Other priorities concern process control and quality assurance. In the former, accurate methods for checking on-line analytical techniques are required as well as the development of methods for determining lactic acid, nitrogen and amide content. Concerning quality assurance, it is important that results can be compared between laboratories and some standardisation of methods used for this purpose would seem to be called for.
The amount of work involved in the above is quite significant. It will need collaboration with Referees in specialist areas – ash, chromatographic techniques for both sugar and non-sugar substances and eventually for statistical treatment of data. We propose to start right away and your Referee invites all who wish to participate to contact him to indicate the area of their interest.
Changes in solution colour measurement
Colour, Turbidity and Reflectance Measurement
by S. Akoglu, Referee Subject 7
At the 17th Session of I CUMSA (1978) it was decided that the measurement of solution colour in all sugars should involve preparing a solution and adjusting its pH to 7.0, filtering it, and then measuring its absorbance at either 420 or 560 nm. The results determined at 420 nm wavelength were traditionally called Method 4 colours while at 560 nm they were Method 2 colours. Method 2 was recommended for the determination of colour in dark sugars such as raw sugars even though laboratories engaged in raw sugars analysis invariably used 420 nm. With the setting up of General Refereeships involving specific sugar products, ICUMSA has revised and clarified its position on some aspects of solution colour determination.

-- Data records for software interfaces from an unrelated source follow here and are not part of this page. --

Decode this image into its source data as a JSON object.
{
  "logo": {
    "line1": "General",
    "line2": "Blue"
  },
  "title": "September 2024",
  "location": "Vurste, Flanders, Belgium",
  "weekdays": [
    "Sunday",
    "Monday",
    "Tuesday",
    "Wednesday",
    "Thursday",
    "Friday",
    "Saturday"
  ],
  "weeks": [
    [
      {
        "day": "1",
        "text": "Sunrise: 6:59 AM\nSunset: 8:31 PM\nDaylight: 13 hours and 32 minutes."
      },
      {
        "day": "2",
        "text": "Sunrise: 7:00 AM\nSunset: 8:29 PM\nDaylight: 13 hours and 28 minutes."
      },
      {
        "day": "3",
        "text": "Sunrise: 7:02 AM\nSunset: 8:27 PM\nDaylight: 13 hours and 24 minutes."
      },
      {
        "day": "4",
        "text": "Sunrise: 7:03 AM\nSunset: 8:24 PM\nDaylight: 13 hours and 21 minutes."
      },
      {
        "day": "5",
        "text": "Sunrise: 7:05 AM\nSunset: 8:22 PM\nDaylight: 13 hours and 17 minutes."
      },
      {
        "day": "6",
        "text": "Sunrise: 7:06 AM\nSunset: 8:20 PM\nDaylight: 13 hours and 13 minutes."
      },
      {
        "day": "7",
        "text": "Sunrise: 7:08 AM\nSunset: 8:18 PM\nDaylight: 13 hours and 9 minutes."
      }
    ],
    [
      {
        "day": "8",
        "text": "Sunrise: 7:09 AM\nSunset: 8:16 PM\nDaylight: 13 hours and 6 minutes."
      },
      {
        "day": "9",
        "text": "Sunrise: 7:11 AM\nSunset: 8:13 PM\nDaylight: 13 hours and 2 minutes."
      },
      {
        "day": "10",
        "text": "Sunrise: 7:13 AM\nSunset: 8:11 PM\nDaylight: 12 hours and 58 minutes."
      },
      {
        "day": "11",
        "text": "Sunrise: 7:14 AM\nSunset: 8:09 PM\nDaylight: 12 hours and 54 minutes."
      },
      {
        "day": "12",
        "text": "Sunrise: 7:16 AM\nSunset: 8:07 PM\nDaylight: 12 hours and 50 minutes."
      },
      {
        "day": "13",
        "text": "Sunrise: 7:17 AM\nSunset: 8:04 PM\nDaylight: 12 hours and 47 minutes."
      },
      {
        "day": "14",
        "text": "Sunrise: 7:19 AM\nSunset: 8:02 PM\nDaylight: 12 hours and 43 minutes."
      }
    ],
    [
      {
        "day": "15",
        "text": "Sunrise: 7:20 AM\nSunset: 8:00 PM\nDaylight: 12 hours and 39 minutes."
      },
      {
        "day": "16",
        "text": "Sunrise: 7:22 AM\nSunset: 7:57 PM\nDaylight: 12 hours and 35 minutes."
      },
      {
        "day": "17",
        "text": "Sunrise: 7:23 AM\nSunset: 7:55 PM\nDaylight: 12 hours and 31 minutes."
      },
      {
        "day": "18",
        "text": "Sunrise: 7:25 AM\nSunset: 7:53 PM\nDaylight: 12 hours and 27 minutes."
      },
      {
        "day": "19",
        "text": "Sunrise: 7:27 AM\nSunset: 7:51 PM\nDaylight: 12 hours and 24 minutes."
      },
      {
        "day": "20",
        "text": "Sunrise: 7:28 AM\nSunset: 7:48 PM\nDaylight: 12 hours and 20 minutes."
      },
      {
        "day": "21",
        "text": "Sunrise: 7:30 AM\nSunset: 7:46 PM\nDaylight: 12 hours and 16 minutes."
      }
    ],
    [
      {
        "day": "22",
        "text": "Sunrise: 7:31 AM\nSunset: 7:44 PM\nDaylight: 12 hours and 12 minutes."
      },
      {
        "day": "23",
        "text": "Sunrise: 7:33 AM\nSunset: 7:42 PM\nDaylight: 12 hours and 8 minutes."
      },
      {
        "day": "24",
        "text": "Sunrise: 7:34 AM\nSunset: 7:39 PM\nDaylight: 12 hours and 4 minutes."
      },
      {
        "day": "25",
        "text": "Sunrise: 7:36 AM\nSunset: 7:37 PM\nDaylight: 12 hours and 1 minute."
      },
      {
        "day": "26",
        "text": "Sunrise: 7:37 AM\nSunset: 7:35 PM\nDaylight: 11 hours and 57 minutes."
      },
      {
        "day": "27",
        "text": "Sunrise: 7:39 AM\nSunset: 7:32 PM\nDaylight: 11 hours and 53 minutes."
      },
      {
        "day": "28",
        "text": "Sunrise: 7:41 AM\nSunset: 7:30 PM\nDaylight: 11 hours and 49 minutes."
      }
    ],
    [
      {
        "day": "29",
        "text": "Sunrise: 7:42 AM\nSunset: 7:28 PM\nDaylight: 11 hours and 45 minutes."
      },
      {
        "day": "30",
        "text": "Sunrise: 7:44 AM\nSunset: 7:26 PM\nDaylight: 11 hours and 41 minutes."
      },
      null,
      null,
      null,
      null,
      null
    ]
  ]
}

The use of 560 nm for measurement of colour in raw sugar is now withdrawn and all determinations will be done at 420 nm. While investigation into the use of buffers for pH adjustment continues, for the present such adjustment will be made with dilute hydrochloric acid or sodium hydroxide. Because filtration of raw sugar solutions through 0.45 μm membranes is slow, kieselguhr filtration will generally still be employed. Research is to continue on finding a more satisfactory filtration system.

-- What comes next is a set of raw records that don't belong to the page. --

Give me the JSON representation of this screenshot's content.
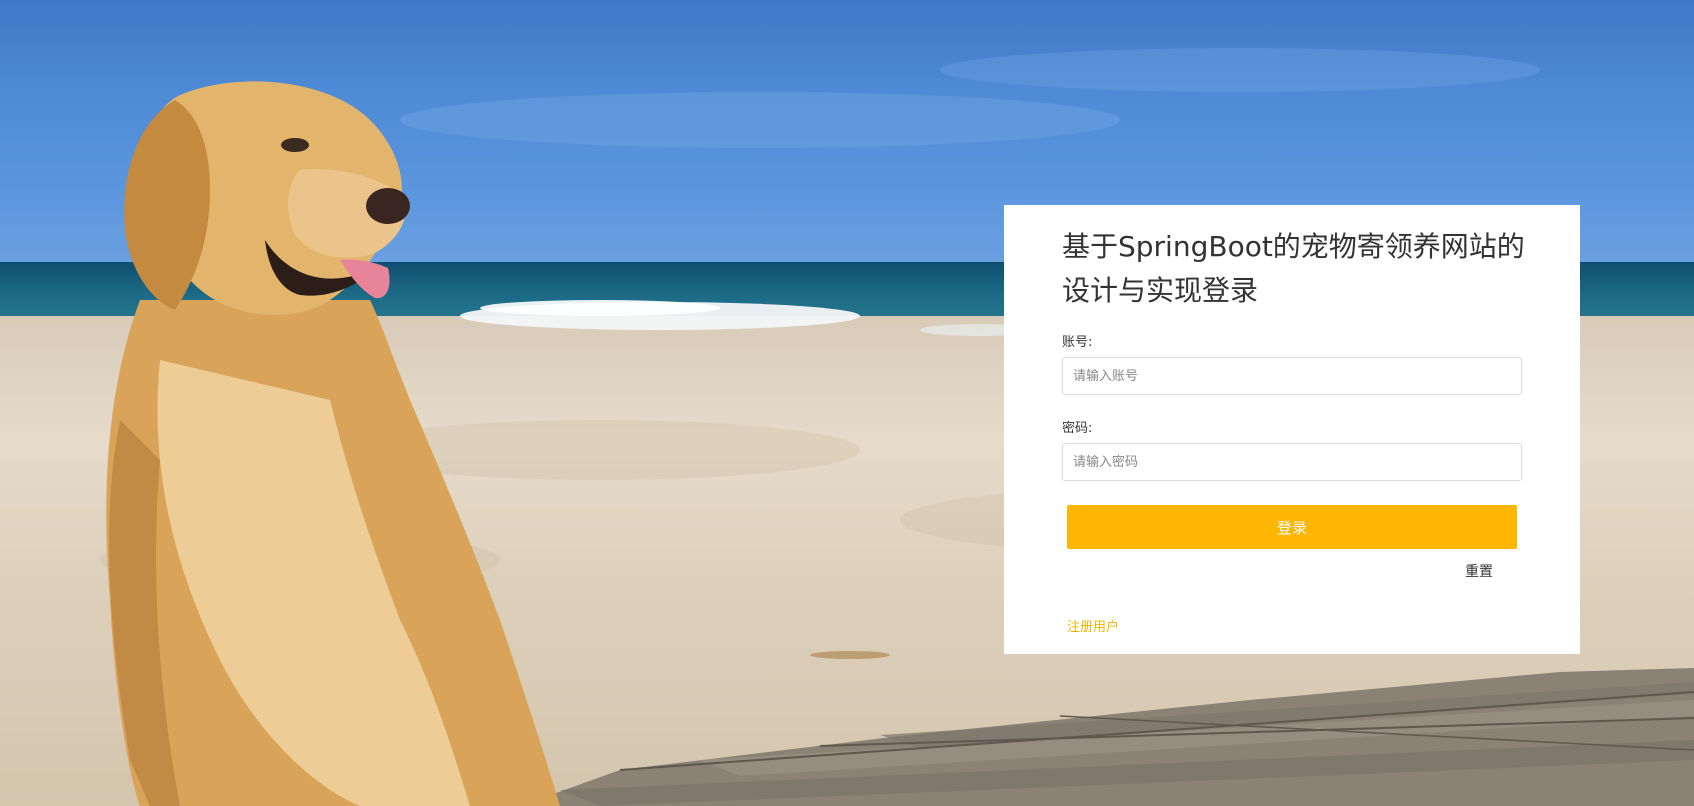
{
  "login": {
    "title": "基于SpringBoot的宠物寄领养网站的设计与实现登录",
    "account": {
      "label": "账号:",
      "placeholder": "请输入账号",
      "value": ""
    },
    "password": {
      "label": "密码:",
      "placeholder": "请输入密码",
      "value": ""
    },
    "login_button": "登录",
    "reset_link": "重置",
    "register_link": "注册用户"
  },
  "colors": {
    "accent": "#fdb703",
    "register_link": "#f0b400",
    "panel_bg": "#ffffff",
    "text": "#333333"
  },
  "background": {
    "icon": "golden-retriever-beach-photo"
  }
}
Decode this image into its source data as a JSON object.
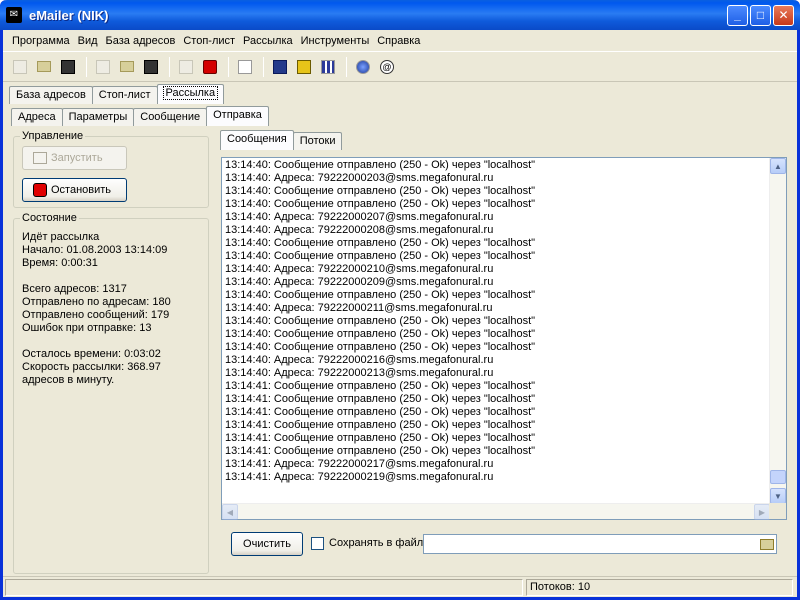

A major change has been made with the Official Adoption of a triethanolamine-hydrochloric acid buffer solution (TEA/HCI) as the solvent for white sugar in preparing the solution at pH 7.0 for measurement at 420 nm.
While the measurement of solution colour in specialty refined sugars like Demerara, light and dark brown soft sugars is not of great commercial significance, a preliminary collaborative test was reported at the 20th Session using the Official Method 4. Further studies are envisaged so that a specific recommendation can be made.
Members with an interest in solution colour in any sugar product should contact the appropriate Referees so that all points of view may be properly debated and assessed, and participation in any collaborative testing will be fully representative. Editor: Dr. R. Pieck, Klein Spanuit 9, B-3300 Tienen. Belgium, May 1991 – Telephone +32/16-812436; Telex 22251; Fax: +32/16-820317